There are many things that our nation worries about in protecting our freedoms. But, according to a U.S. military group, there’s a national security threat that many of us are probably not thinking about.
A group of retired military officers has targeted school lunches as a serious threat to U.S. security. School lunches have contributed to making our country’s youth so obese that fewer of them can meet the physical fitness standards of our military. And, that is putting recruitment efforts in serious jeopardy.
“When over a quarter of young adults are too fat to fight, we need to take notice,” says retired Navy Rear Admiral James Barnett Jr., a member of the officers group. He picked out the year 2030 as the year where national security is “absolutely dependent” on the reversal of child obesity rates.
While all of the branches of the military are currently meeting recruiting calls, Barnett is worried that could change if the obesity trend isn’t reversed.

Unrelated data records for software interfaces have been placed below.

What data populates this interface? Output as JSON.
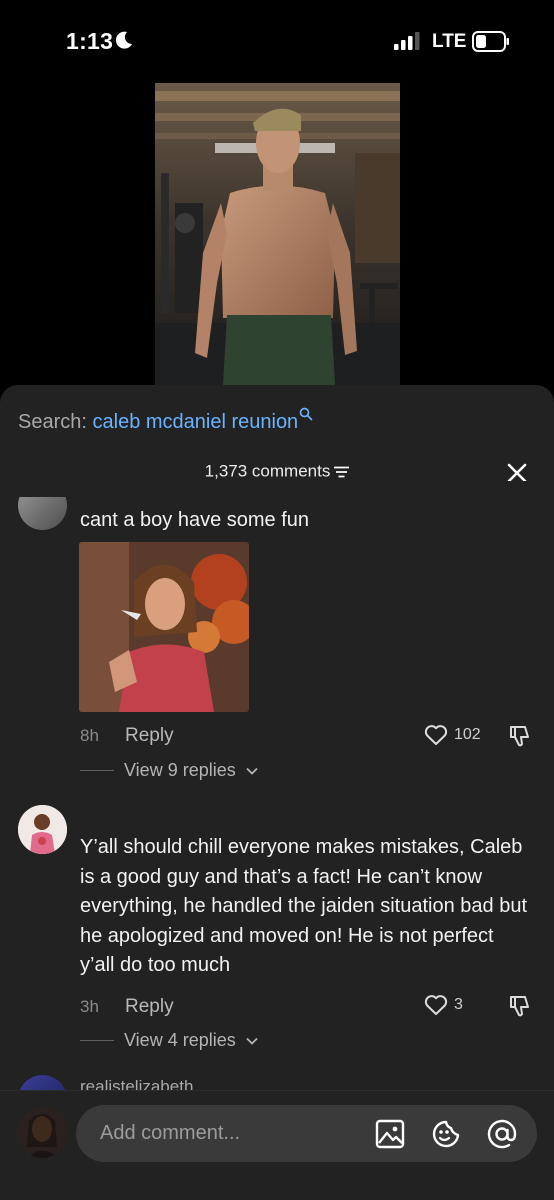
{
  "status_bar": {
    "time": "1:13",
    "network": "LTE"
  },
  "search": {
    "prefix": "Search:",
    "query": "caleb mcdaniel reunion"
  },
  "comments_header": {
    "count_label": "1,373 comments"
  },
  "comments": [
    {
      "partial_name": "",
      "text": "cant a boy have some fun",
      "has_gif": true,
      "age": "8h",
      "reply_label": "Reply",
      "likes": "102",
      "view_replies": "View 9 replies"
    },
    {
      "text": "Y’all should chill everyone makes mistakes, Caleb is a good guy and that’s a fact! He can’t know everything, he handled the jaiden situation bad but he apologized and moved on! He is not perfect y’all do too much",
      "age": "3h",
      "reply_label": "Reply",
      "likes": "3",
      "view_replies": "View 4 replies"
    },
    {
      "username": "realistelizabeth"
    }
  ],
  "composer": {
    "placeholder": "Add comment..."
  },
  "colors": {
    "link_blue": "#6ab4ff",
    "sheet_bg": "#222222",
    "pill_bg": "#3a3a3a"
  }
}
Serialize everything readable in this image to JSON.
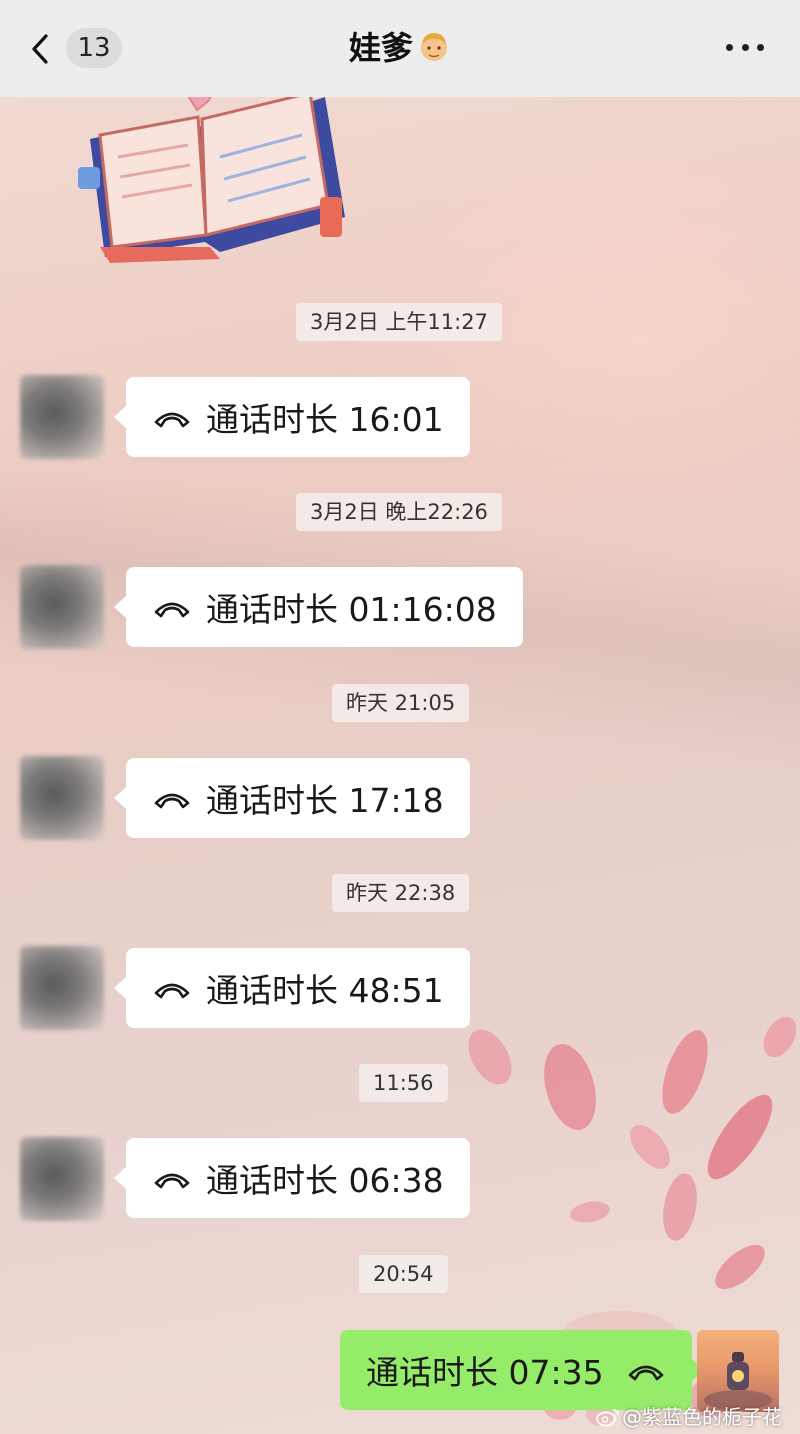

You may be surprised to know that this isn’t the first time that the military has gotten involved in a debate over school lunches. But, last time, the military had the opposite problem. During World War II, military leaders reported that many of their recruits were rejected because of stunted growth and inadequate nutrition. After the war, military leaders pushed Congress to establish the national school lunch program so children would grow up healthier. Oh, the irony.
“This is the future of our Army we are looking at when we talk about these 17- to 24-year-olds,” says U.S. Army Recruiting Command’s Mark Howell. “The sad thing is a lot of them want to join but can’t.”
The current group of military brass is urging Congress to eliminate junk food and high-calorie beverages. And, there is a school lunch bill that is currently awaiting a vote in the Senate. It would establish healthier options for all foods in schools, including in vending machines. The legislation would spend an additional $4.5 billion over 10 years for nutrition programs.
April 22nd, 2010